[[ Task inputs open ]]
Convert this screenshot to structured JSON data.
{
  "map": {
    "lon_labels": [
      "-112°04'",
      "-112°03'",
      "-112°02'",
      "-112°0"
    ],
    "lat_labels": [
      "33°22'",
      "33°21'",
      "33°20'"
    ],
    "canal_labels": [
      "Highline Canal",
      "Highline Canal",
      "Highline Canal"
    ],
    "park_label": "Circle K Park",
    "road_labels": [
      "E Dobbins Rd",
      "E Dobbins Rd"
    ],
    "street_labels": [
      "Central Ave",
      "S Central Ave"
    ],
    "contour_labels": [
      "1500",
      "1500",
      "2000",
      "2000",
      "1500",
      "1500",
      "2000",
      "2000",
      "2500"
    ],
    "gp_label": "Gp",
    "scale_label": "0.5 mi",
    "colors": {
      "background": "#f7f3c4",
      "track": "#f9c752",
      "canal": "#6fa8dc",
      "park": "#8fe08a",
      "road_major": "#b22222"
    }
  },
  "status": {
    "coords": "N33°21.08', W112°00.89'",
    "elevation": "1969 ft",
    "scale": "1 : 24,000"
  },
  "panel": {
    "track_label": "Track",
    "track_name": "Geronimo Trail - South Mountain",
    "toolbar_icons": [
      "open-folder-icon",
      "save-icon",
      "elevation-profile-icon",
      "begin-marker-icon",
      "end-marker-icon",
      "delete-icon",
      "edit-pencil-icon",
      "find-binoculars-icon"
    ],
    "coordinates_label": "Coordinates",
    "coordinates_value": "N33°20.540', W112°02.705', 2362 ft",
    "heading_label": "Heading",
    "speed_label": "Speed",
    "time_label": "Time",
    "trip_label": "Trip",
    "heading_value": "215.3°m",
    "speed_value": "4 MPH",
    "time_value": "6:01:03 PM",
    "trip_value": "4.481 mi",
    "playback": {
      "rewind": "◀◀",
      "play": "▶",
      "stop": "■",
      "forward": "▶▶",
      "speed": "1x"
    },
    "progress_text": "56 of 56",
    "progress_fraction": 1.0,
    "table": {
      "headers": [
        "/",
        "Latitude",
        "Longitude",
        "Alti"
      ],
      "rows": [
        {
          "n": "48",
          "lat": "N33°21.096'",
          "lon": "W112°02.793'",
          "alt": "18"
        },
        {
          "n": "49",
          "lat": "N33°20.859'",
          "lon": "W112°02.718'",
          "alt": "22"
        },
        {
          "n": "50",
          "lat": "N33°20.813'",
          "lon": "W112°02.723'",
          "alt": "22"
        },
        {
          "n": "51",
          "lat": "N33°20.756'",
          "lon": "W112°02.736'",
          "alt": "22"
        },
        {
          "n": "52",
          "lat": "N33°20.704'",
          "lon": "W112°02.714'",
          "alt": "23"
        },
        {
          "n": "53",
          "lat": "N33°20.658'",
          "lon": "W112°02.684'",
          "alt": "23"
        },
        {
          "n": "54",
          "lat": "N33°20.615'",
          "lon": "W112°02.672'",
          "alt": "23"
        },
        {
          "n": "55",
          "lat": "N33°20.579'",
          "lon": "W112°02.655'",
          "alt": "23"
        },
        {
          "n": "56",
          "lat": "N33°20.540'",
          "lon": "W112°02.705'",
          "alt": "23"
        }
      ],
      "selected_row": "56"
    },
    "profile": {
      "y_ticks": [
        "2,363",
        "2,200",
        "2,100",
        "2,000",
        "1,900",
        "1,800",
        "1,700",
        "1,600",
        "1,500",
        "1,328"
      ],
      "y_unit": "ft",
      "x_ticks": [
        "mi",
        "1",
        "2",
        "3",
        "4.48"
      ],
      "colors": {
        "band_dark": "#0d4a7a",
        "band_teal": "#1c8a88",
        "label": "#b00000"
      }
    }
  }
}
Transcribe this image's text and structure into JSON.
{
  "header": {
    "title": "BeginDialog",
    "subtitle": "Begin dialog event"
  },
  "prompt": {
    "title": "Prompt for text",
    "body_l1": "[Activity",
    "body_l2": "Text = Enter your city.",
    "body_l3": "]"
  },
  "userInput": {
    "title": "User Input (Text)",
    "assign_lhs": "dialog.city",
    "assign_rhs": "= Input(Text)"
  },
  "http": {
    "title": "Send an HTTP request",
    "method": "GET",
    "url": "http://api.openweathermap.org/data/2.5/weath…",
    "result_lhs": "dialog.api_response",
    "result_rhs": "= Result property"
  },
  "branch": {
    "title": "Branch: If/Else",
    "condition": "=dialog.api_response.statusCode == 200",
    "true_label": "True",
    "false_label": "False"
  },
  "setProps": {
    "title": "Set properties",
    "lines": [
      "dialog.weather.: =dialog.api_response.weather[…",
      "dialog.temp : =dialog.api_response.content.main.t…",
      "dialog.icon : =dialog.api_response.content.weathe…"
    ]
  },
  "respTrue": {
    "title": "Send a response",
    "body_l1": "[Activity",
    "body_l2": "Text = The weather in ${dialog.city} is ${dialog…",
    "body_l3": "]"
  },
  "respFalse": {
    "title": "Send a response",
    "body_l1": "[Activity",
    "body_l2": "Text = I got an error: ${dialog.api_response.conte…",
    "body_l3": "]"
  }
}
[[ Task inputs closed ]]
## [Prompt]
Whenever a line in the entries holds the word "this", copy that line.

## [Exercise output]
Convert this screenshot to structured JSON data.
Transcribe this image's text and structure into JSON.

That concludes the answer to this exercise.